On June 13, we celebrate the feast of Saint Anthony. This is the date on which he died in 1231, five years after the death of Saint Francis. Now is a good time to reflect on the many traits that Anthony and Francis hold in common.
As you can see, we have changed the name of our blog from American Catholic to Franciscan Spirit. We feel it better represents our mission: to spread the Gospel in the spirit of our founder, Saint Francis of Assisi. But what is the Franciscan spirit? "It's powerful, because it is profoundly human," Fr. Richard Goodin, OFM, says. "It's a quality that reaches inside the Catholic tradition and has great value outside that tradition." Enjoy this week's video about our shared Franciscan spirit!
The loss of hope is a terrible thing. It can be lethal. But for most of us, a deficiency of it shows itself in more subtle ways: discouragement, putting our trust in everything but God, or focusing too much on the negative in the world. But hope is alive. We have to believe that.
Pope Francis is a breath of fresh air. This is a man who, as we've seen, takes the time to visit the sick, bless children, embrace the imprisoned. He chooses to live in in an apartment rather than the papal rooms, and promotes the spirit of his namesake, Saint Francis. Yes, Pope Francis has much to teach us about faith, hope, and charity. Enjoy these quotes from our pope
In the late 1980s, I lived in Brooklyn. I had a pretty nice, reasonably priced, one-bedroom apartment, but my neighborhood was, to be charitable, tired. On weekends, there was nothing of interest to keep me there, so I got in the habit of taking the subway under the East River to Manhattan.
A common misconception is that we have to do something virtuous or heroic to find favor with God. But the opposite is true, says Fr. Gary Caster, author of Prayer Everywhere: The Spiritual Life Made Simple. “What we have to do is accept what has already been proven by God in his son, Jesus,” Fr. Caster says.
The idea of being single in college is one that has many mixed reviews associated with it. Many might think of cuffing season—the idea that you must be dating someone by the time you come home for the holidays.
Your faith is an important focus of your life—which is why you visit our websites or read our journals, magazines, or books.
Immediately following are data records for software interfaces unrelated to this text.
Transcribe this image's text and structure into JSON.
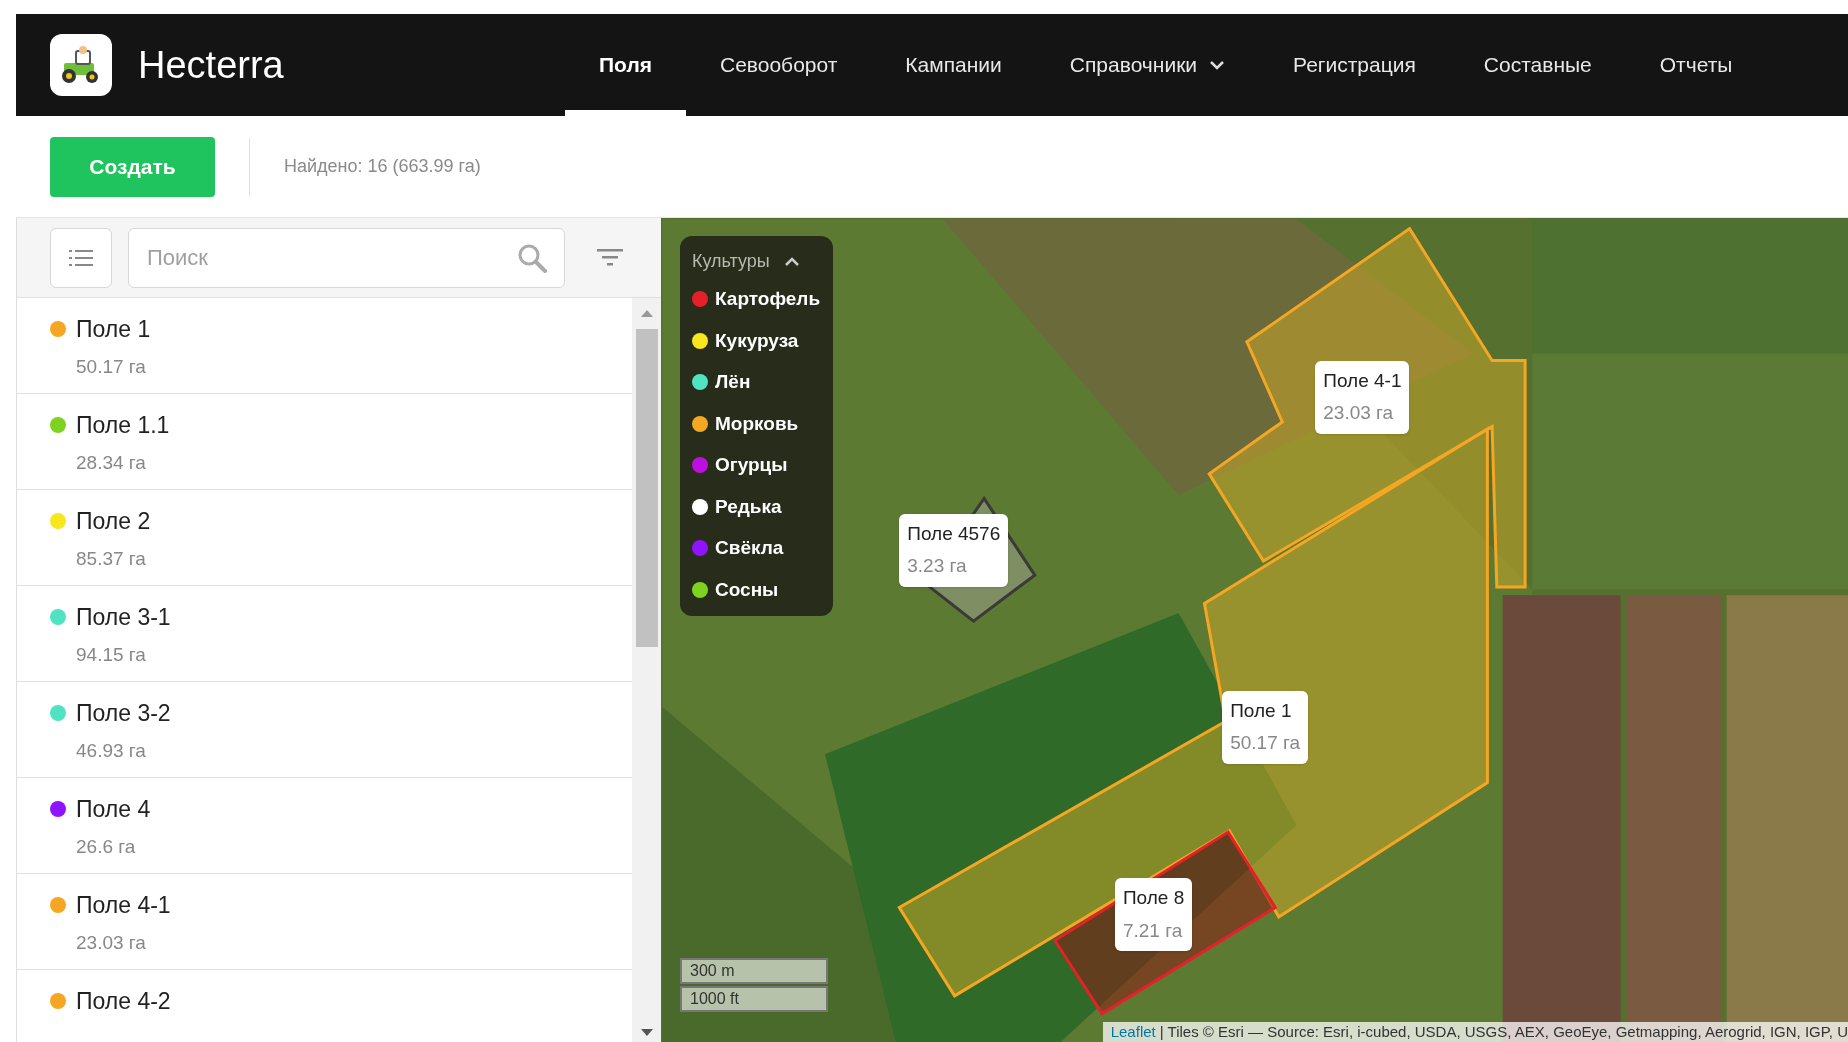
{
  "header": {
    "app_name": "Hecterra",
    "nav": [
      {
        "label": "Поля",
        "selected": true,
        "kind": "link"
      },
      {
        "label": "Севооборот",
        "selected": false,
        "kind": "link"
      },
      {
        "label": "Кампании",
        "selected": false,
        "kind": "link"
      },
      {
        "label": "Справочники",
        "selected": false,
        "kind": "dropdown"
      },
      {
        "label": "Регистрация",
        "selected": false,
        "kind": "link"
      },
      {
        "label": "Составные",
        "selected": false,
        "kind": "link"
      },
      {
        "label": "Отчеты",
        "selected": false,
        "kind": "link"
      }
    ]
  },
  "toolbar": {
    "create_button": "Создать",
    "found": "Найдено: 16 (663.99 га)"
  },
  "sidebar": {
    "search": {
      "placeholder": "Поиск"
    },
    "fields": [
      {
        "name": "Поле 1",
        "area": "50.17 га",
        "color": "#f5a623"
      },
      {
        "name": "Поле 1.1",
        "area": "28.34 га",
        "color": "#7ed321"
      },
      {
        "name": "Поле 2",
        "area": "85.37 га",
        "color": "#f8e71c"
      },
      {
        "name": "Поле 3-1",
        "area": "94.15 га",
        "color": "#50e3c2"
      },
      {
        "name": "Поле 3-2",
        "area": "46.93 га",
        "color": "#50e3c2"
      },
      {
        "name": "Поле 4",
        "area": "26.6 га",
        "color": "#9013fe"
      },
      {
        "name": "Поле 4-1",
        "area": "23.03 га",
        "color": "#f5a623"
      },
      {
        "name": "Поле 4-2",
        "color": "#f5a623"
      }
    ]
  },
  "map": {
    "legend": {
      "title": "Культуры",
      "expanded": true,
      "items": [
        {
          "label": "Картофель",
          "color": "#e5202a"
        },
        {
          "label": "Кукуруза",
          "color": "#f8e71c"
        },
        {
          "label": "Лён",
          "color": "#50e3c2"
        },
        {
          "label": "Морковь",
          "color": "#f5a623"
        },
        {
          "label": "Огурцы",
          "color": "#bd10e0"
        },
        {
          "label": "Редька",
          "color": "#ffffff"
        },
        {
          "label": "Свёкла",
          "color": "#9013fe"
        },
        {
          "label": "Сосны",
          "color": "#7ed321"
        }
      ]
    },
    "fields": [
      {
        "name": "Поле 4-1",
        "area": "23.03 га",
        "color": "#f5a623"
      },
      {
        "name": "Поле 4576",
        "area": "3.23 га",
        "color": "#3a3a3a"
      },
      {
        "name": "Поле 1",
        "area": "50.17 га",
        "color": "#f5a623"
      },
      {
        "name": "Поле 8",
        "area": "7.21 га",
        "color": "#e5202a"
      }
    ],
    "scale": [
      "300 m",
      "1000 ft"
    ],
    "attribution": {
      "link": "Leaflet",
      "text": "| Tiles © Esri — Source: Esri, i-cubed, USDA, USGS, AEX, GeoEye, Getmapping, Aerogrid, IGN, IGP, U"
    }
  }
}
We often receive comments from readers who found help in these resources that they want to make sure they are available for generations to come. And you might feel that you want to do everything you can to sustain the good work of ministries that touch your heart and feed your soul. But how can you afford that?
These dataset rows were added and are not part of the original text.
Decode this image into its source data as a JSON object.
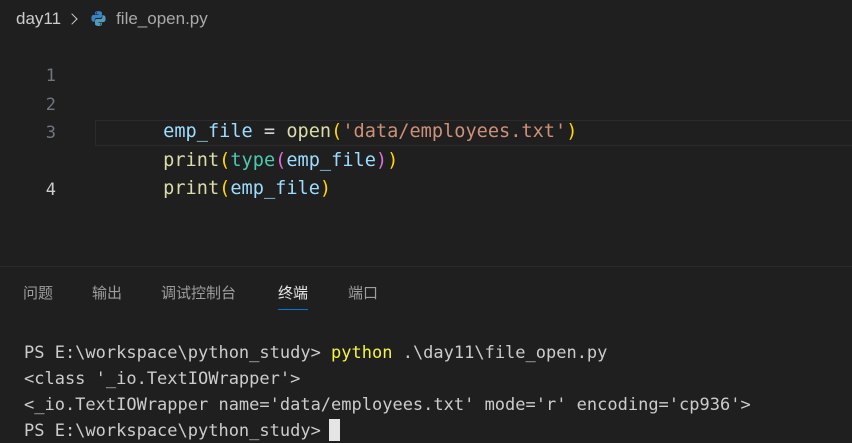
{
  "breadcrumb": {
    "folder": "day11",
    "file": "file_open.py",
    "file_icon": "python-icon"
  },
  "editor": {
    "lines": [
      {
        "number": "1",
        "tokens": [
          {
            "text": "emp_file",
            "kind": "var"
          },
          {
            "text": " = ",
            "kind": "op"
          },
          {
            "text": "open",
            "kind": "fn"
          },
          {
            "text": "(",
            "kind": "p1"
          },
          {
            "text": "'data/employees.txt'",
            "kind": "str"
          },
          {
            "text": ")",
            "kind": "p1"
          }
        ]
      },
      {
        "number": "2",
        "tokens": [
          {
            "text": "print",
            "kind": "fn"
          },
          {
            "text": "(",
            "kind": "p1"
          },
          {
            "text": "type",
            "kind": "cls"
          },
          {
            "text": "(",
            "kind": "p2"
          },
          {
            "text": "emp_file",
            "kind": "var"
          },
          {
            "text": ")",
            "kind": "p2"
          },
          {
            "text": ")",
            "kind": "p1"
          }
        ]
      },
      {
        "number": "3",
        "tokens": [
          {
            "text": "print",
            "kind": "fn"
          },
          {
            "text": "(",
            "kind": "p1"
          },
          {
            "text": "emp_file",
            "kind": "var"
          },
          {
            "text": ")",
            "kind": "p1"
          }
        ]
      },
      {
        "number": "4",
        "tokens": []
      }
    ],
    "active_line": "4"
  },
  "panel": {
    "tabs": [
      {
        "label": "问题",
        "name": "tab-problems",
        "active": false
      },
      {
        "label": "输出",
        "name": "tab-output",
        "active": false
      },
      {
        "label": "调试控制台",
        "name": "tab-debug-console",
        "active": false
      },
      {
        "label": "终端",
        "name": "tab-terminal",
        "active": true
      },
      {
        "label": "端口",
        "name": "tab-ports",
        "active": false
      }
    ]
  },
  "terminal": {
    "prompt": "PS E:\\workspace\\python_study> ",
    "command": "python",
    "command_args": " .\\day11\\file_open.py",
    "output_1": "<class '_io.TextIOWrapper'>",
    "output_2": "<_io.TextIOWrapper name='data/employees.txt' mode='r' encoding='cp936'>",
    "prompt_2": "PS E:\\workspace\\python_study>"
  },
  "colors": {
    "background": "#1f1f1f",
    "variable": "#9cdcfe",
    "function": "#dcdcaa",
    "class": "#4ec9b0",
    "string": "#ce9178",
    "bracket_1": "#ffd700",
    "bracket_2": "#da70d6",
    "command": "#f5f543",
    "tab_underline": "#0078d4"
  }
}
And he gave some as apostles, others as prophets, others as evangelists, others as pastors and teachers to equip the holy ones for the work of ministry, building up the body of Christ. (Ephesians 4:11–12) Saint John Paul II was fond of reminding the various groups of people to whom he spoke, “Be who you are!” Young people, married couples, consecrated men and women throughout the world heard this important reminder. I first heard him speak these words at World Youth Day in Denver in 1993. It was an exciting time, one of great hope and promise, and his words struck at the heart of what so many of us too easily forget.
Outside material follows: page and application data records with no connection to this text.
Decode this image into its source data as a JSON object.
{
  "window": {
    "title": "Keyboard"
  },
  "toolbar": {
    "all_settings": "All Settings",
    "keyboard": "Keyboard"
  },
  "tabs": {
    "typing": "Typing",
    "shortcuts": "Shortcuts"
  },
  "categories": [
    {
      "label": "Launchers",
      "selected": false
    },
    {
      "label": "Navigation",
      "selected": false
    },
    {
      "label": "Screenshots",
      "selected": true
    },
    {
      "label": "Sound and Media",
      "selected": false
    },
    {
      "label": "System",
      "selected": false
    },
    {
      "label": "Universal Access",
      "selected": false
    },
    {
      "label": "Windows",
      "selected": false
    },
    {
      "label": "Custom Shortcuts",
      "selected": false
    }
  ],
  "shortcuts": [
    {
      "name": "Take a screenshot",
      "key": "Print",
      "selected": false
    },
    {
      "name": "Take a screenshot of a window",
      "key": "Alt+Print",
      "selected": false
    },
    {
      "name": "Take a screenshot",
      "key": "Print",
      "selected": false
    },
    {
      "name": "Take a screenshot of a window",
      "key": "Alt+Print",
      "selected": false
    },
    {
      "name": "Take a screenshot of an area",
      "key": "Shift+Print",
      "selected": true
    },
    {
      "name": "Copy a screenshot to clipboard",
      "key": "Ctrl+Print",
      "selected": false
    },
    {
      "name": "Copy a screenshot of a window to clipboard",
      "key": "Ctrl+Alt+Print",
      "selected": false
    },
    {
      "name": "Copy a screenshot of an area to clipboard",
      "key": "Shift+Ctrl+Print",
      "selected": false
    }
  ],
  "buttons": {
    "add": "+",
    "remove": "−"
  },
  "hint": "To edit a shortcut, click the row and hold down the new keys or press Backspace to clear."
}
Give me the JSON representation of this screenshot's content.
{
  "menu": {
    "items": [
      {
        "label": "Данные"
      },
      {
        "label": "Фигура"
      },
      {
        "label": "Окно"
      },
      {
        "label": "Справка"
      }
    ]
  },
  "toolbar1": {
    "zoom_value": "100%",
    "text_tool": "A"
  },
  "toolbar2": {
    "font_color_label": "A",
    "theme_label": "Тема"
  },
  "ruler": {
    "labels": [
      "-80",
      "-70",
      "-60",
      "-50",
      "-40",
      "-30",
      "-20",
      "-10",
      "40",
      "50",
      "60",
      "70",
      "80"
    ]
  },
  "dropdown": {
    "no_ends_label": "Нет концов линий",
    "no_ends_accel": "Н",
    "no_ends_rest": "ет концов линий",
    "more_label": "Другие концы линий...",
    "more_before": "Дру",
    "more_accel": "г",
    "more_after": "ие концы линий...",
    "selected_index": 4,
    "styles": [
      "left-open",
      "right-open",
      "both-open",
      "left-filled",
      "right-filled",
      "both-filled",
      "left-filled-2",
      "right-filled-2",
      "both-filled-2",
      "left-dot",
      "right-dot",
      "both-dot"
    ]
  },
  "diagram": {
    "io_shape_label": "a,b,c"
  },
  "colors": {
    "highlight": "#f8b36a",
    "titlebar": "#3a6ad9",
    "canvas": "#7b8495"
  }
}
How easily the golfing pro drives a ball 280 yards! How gracefully the Olympic skater glides across the ice! How effortlessly the master teacher communicates even difficult concepts! But we are not fooled. We know that behind the apparent ease, grace, and spontaneity are years of discipline and training—the habits that have shaped the golfer, ice skater, teacher into a pro.